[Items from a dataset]

|---|

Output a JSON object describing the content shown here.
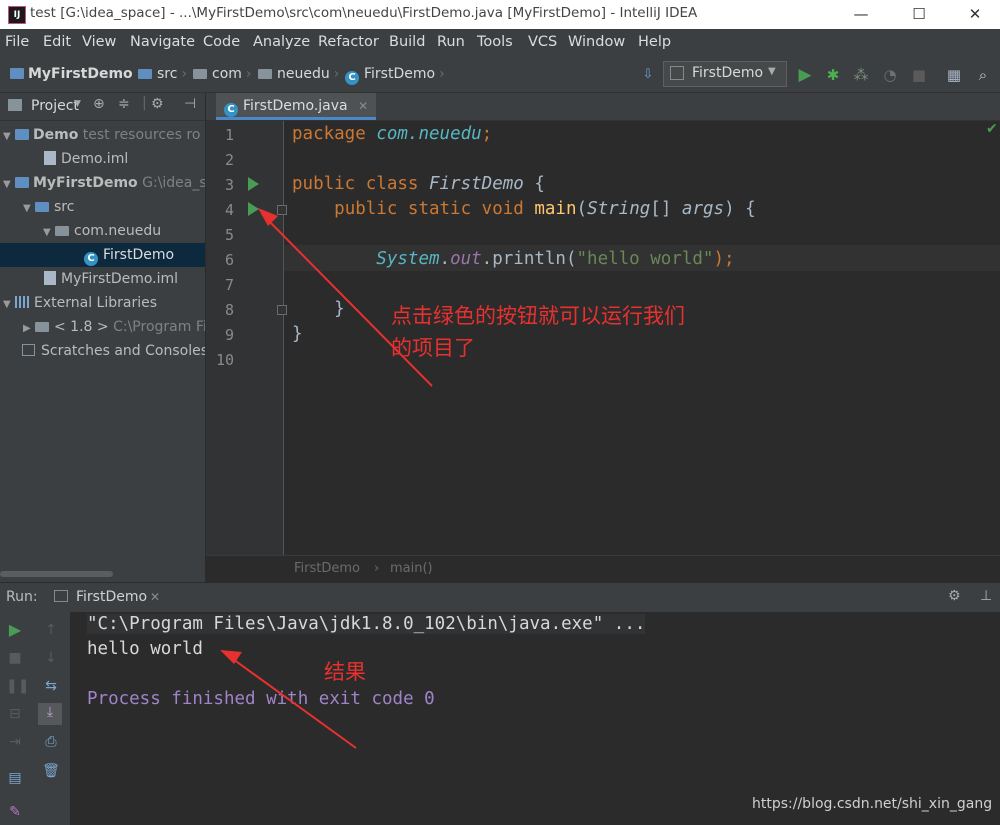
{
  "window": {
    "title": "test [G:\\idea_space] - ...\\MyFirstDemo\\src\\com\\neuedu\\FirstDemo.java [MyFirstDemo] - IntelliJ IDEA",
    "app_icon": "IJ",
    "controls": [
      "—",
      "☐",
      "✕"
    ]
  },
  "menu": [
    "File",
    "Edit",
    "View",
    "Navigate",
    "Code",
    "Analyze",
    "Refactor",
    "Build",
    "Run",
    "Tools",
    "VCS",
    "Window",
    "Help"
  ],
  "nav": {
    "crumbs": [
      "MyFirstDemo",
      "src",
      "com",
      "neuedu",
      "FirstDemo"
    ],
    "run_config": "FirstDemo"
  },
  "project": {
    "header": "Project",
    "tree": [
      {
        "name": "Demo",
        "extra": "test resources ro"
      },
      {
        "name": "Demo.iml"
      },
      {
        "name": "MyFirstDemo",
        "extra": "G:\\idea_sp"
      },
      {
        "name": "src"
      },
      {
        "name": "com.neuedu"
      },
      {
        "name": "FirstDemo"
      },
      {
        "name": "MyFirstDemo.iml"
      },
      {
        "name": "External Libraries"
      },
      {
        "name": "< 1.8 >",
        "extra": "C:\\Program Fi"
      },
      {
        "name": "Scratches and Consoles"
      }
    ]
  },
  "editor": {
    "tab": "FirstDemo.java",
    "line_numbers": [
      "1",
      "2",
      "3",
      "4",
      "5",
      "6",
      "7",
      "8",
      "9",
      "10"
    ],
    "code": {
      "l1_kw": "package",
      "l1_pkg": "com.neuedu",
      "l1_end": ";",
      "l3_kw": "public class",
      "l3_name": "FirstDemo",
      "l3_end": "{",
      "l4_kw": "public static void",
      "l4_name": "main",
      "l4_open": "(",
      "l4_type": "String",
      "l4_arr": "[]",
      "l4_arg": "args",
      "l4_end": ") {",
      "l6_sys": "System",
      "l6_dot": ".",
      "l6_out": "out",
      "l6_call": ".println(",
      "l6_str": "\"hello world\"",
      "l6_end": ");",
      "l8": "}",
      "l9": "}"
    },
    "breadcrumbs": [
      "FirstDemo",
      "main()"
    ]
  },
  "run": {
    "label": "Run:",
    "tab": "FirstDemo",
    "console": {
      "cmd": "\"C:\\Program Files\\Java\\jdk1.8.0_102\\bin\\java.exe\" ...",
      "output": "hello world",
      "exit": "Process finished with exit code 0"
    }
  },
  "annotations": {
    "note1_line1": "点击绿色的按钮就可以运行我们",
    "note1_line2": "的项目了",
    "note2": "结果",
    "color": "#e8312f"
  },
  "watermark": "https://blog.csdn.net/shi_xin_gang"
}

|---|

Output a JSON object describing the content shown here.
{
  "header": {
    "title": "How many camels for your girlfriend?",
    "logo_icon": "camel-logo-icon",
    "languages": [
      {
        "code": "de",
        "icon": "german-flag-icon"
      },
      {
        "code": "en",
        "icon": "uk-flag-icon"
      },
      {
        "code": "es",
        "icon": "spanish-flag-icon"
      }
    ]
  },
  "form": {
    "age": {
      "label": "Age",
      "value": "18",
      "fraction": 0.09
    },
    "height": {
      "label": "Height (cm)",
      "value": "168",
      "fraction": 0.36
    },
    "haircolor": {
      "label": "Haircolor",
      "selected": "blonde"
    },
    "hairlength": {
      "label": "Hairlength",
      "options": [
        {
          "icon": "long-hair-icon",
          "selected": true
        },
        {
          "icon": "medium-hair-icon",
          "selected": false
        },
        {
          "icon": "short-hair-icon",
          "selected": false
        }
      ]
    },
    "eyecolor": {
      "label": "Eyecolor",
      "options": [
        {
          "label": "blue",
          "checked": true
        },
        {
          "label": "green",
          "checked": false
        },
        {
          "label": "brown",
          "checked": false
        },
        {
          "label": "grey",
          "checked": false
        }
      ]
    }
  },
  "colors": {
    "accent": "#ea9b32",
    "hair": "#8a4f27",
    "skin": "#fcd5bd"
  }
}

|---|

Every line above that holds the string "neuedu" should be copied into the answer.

*SOLUTION TO THIS TASK:*
    "title": "test [G:\\idea_space] - ...\\MyFirstDemo\\src\\com\\neuedu\\FirstDemo.java [MyFirstDemo] - IntelliJ IDEA",
      "neuedu",
        "name": "com.neuedu"
      "l1_pkg": "com.neuedu",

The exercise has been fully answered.